And began a year long journey trying to find a way to help my son breath more easily, as his breathing became more labored and the requirement for oxygen simply increased, often becoming useless as the incidents of obstructions and complete closure of the lung climbed to multiple daily episodes.
Plication, where they simply sew the diaphragm in place, preventing it from rising (or being used) was not something that anyone was willing to do. To much risk involved with fragile (yet so strong!) Segev. If he were required to be on a ventilator permanently, then they would consider the surgery.
I investigated the possibility of a diaphragmatic pacemaker. The chief pediatric neurosurgeon of one hospital stated that they do make that kind of surgery in Israel but that first you would have to understand if the phrenic nerve was still functional and there was no way of doing that. Besides, using such a pacemaker only on one side was fraught with poor results and required lengthy intubation. This was again something all the physicians agreed upon wholeheartedly; put my son on a ventilator and he will not only never come off of it but it would surely signal the beginning of the end. His body simply wouldn’t have it.

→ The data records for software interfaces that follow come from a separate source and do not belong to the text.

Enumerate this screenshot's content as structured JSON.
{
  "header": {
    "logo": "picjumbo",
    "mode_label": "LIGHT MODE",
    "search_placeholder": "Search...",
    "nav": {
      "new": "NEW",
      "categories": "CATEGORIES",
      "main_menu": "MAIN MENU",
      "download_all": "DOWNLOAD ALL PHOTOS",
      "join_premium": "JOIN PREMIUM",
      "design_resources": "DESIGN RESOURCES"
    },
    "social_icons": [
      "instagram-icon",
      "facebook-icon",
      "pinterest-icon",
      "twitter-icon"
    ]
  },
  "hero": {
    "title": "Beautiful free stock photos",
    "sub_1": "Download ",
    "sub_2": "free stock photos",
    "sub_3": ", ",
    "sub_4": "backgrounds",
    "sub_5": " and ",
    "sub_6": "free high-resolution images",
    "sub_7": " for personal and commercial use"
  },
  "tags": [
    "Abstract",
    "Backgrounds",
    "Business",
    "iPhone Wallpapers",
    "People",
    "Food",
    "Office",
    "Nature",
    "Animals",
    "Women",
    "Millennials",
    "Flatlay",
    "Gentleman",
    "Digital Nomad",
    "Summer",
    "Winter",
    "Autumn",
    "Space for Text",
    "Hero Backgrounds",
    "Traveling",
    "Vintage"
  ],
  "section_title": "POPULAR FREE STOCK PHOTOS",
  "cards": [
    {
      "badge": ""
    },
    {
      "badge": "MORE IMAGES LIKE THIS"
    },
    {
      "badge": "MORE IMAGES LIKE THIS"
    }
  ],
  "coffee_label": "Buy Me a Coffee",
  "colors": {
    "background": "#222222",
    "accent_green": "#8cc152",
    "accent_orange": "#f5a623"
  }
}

But I continued. I contacted the chief of ICU in a major hospital, an amazing man, highly regarded as the expert on ventilators and ventilator weaning, who also specializes in emergency transport of critical care patients, himself acting as pilot, who came to my home to assess Segev. He recommended not to do the treacheostomy since this would require a ventilator post-op which would be the beginning of the end and the hayek RTX cuirass which uses negative pressure as an external ventilator to reduce CO2 buildup and allow Segev to breathe easier, even possibly expanding the collapsed lung.

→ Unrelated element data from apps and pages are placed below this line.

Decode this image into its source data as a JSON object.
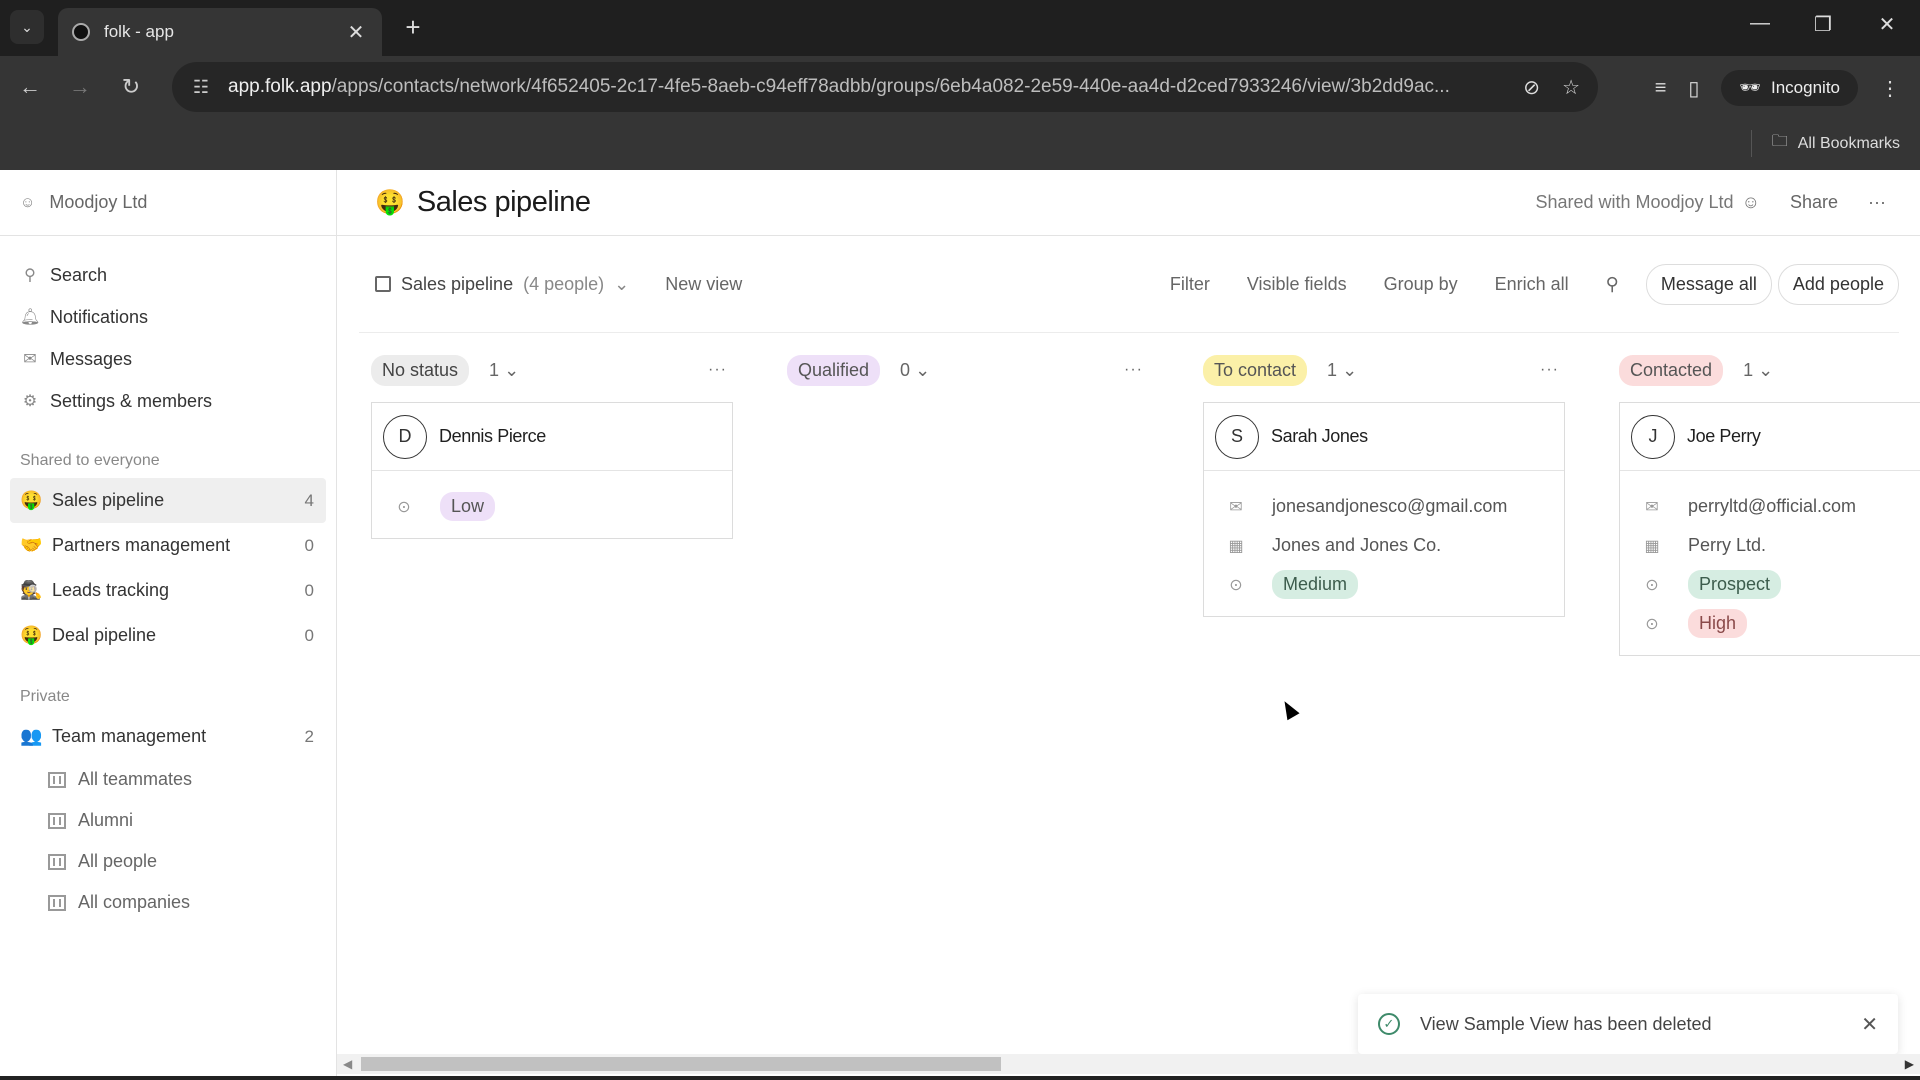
{
  "browser": {
    "tab_title": "folk - app",
    "url_host": "app.folk.app",
    "url_path": "/apps/contacts/network/4f652405-2c17-4fe5-8aeb-c94eff78adbb/groups/6eb4a082-2e59-440e-aa4d-d2ced7933246/view/3b2dd9ac...",
    "incognito_label": "Incognito",
    "bookmarks_label": "All Bookmarks"
  },
  "sidebar": {
    "workspace": "Moodjoy Ltd",
    "nav": [
      {
        "label": "Search",
        "icon": "search-icon"
      },
      {
        "label": "Notifications",
        "icon": "bell-icon"
      },
      {
        "label": "Messages",
        "icon": "mail-icon"
      },
      {
        "label": "Settings & members",
        "icon": "gear-icon"
      }
    ],
    "shared_label": "Shared to everyone",
    "shared_groups": [
      {
        "emoji": "🤑",
        "label": "Sales pipeline",
        "count": "4",
        "active": true
      },
      {
        "emoji": "🤝",
        "label": "Partners management",
        "count": "0"
      },
      {
        "emoji": "🕵",
        "label": "Leads tracking",
        "count": "0"
      },
      {
        "emoji": "🤑",
        "label": "Deal pipeline",
        "count": "0"
      }
    ],
    "private_label": "Private",
    "private_group": {
      "emoji": "👥",
      "label": "Team management",
      "count": "2"
    },
    "private_views": [
      "All teammates",
      "Alumni",
      "All people",
      "All companies"
    ]
  },
  "header": {
    "emoji": "🤑",
    "title": "Sales pipeline",
    "shared_with": "Shared with Moodjoy Ltd",
    "share_label": "Share",
    "more_label": "···"
  },
  "viewbar": {
    "view_name": "Sales pipeline",
    "view_count": "(4 people)",
    "new_view": "New view",
    "filter": "Filter",
    "visible_fields": "Visible fields",
    "group_by": "Group by",
    "enrich_all": "Enrich all",
    "message_all": "Message all",
    "add_people": "Add people"
  },
  "columns": [
    {
      "status": "No status",
      "count": "1",
      "bg": "#ececec",
      "fg": "#444",
      "cards": [
        {
          "initial": "D",
          "name": "Dennis Pierce",
          "fields": [],
          "tags": [
            {
              "label": "Low",
              "bg": "#eee0f8",
              "fg": "#555"
            }
          ]
        }
      ]
    },
    {
      "status": "Qualified",
      "count": "0",
      "bg": "#eee0f8",
      "fg": "#555",
      "cards": []
    },
    {
      "status": "To contact",
      "count": "1",
      "bg": "#fbf0a8",
      "fg": "#555",
      "cards": [
        {
          "initial": "S",
          "name": "Sarah Jones",
          "fields": [
            {
              "icon": "mail-icon",
              "value": "jonesandjonesco@gmail.com"
            },
            {
              "icon": "company-icon",
              "value": "Jones and Jones Co."
            }
          ],
          "tags": [
            {
              "label": "Medium",
              "bg": "#d6ede2",
              "fg": "#3c5c4c"
            }
          ]
        }
      ]
    },
    {
      "status": "Contacted",
      "count": "1",
      "bg": "#fbdcdc",
      "fg": "#555",
      "cards": [
        {
          "initial": "J",
          "name": "Joe Perry",
          "fields": [
            {
              "icon": "mail-icon",
              "value": "perryltd@official.com"
            },
            {
              "icon": "company-icon",
              "value": "Perry Ltd."
            }
          ],
          "tags": [
            {
              "label": "Prospect",
              "bg": "#d6ede2",
              "fg": "#3c5c4c"
            },
            {
              "label": "High",
              "bg": "#fbdcdc",
              "fg": "#8a4a4a"
            }
          ]
        }
      ]
    }
  ],
  "toast": {
    "message": "View Sample View has been deleted"
  }
}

Subsequently I admitted Segev (after a long waiting period) to the children’s rehabilitation hospital in Jerusalem to test the RTX and, at the suggestion of the head of pulmonary rehabilitation, the bipap machine which had been regarded as an absolute contraindication. We were not able to try the RTX as the doctor was reticent but we did try Bipap and IPV (interpulmonary percussive ventilation) with good results. Segev’s CO2 was measured as being as high as 47.
After much bureaucracy and wrangling I finally received authorization for the Bipap but the IPV was deemed “excessive” by health insurance. For four months I tried to make it work but the results were not merely disappointing but the machine became counterproductive, so I stopped its use.

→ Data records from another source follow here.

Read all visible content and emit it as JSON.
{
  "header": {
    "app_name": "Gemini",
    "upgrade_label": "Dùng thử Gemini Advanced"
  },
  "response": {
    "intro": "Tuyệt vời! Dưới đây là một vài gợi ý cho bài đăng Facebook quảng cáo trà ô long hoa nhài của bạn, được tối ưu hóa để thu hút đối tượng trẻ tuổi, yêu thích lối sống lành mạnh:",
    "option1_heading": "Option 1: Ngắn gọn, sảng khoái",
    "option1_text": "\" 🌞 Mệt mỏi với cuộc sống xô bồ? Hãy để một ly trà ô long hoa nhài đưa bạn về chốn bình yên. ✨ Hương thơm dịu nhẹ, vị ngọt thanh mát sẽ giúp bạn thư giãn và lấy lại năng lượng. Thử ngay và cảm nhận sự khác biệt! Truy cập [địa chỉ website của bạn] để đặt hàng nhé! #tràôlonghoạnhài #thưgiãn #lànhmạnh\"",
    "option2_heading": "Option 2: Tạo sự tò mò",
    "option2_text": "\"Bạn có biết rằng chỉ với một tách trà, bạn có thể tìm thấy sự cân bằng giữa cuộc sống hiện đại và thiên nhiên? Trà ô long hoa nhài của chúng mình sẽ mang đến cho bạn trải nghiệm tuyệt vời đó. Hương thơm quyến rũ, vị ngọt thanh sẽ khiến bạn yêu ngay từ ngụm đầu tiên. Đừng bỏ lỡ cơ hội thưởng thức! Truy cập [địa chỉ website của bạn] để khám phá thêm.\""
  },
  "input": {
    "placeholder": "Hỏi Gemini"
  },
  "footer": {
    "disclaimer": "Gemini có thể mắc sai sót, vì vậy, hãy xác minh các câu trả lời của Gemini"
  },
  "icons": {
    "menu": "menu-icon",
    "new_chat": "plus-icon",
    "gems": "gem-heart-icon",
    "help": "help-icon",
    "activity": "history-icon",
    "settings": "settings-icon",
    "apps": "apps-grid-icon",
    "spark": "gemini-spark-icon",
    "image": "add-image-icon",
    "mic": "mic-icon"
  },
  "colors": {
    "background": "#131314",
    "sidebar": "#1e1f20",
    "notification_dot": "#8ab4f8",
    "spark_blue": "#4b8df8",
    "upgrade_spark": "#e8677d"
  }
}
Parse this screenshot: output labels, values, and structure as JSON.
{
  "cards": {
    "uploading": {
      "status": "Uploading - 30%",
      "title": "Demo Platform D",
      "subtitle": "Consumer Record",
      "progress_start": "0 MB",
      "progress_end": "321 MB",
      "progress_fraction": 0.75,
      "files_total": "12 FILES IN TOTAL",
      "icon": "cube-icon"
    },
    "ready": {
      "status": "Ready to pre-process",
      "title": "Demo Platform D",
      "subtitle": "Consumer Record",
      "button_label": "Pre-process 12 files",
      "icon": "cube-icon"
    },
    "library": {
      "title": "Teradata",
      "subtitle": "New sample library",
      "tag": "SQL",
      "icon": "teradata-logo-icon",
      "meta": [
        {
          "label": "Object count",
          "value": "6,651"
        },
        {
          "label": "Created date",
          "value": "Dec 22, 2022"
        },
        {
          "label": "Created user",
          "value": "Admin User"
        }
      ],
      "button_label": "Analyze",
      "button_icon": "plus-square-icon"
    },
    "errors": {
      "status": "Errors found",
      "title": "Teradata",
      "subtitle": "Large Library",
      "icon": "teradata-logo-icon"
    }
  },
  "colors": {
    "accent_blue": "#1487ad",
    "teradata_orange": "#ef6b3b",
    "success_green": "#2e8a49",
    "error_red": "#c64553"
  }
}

Once again, after cancellations and much gnashing of teeth, we were back at the rehabilitation hospital to check the IPV and convince the insurance of its validity in providing my son with some help. Not only did we test it a second time successfully but I was also able (with sleight of hand) to arrange a test run of the RTX. Fantastic results all ‘round. I was both happy and dejected. Happy is obvious, but dejected since there was not one known case in the country where the health insurance had authorized the RTX for in home use.
The authorization for the IPV actually came as a surprise to me but it is with us and has had much use, though the extent to which it works under the trying and complicated circumstances of Segev’s lungs is not the panacea I had hoped it would be. Still, it contributes and this warrants its continued inclusion in Segev’s varied daily schedule of treatments.
Eventually I was able to visit a pediatric ENT surgeon in Jerusalem, after three aborted attempts, to try and establish whether it was possible to see the extent of damage to my son’s phrenic nerve, which caused the paralysis. Transcutaneous stimulation was a possibility but, together with a further researched method of specialized MRI called magnetic resonance neurography, this will necessarily lead to a dead end unless there is the possibility of finding a surgeon who would be willing to undertake reconstruction of the nerve. The difficulty of such specialized surgery and the inherent danger of surgery for Segev in general has found me, as of this morning, with empty hands and the feeling that, when it could possibly matter most, all that I have for my son, are empty promises.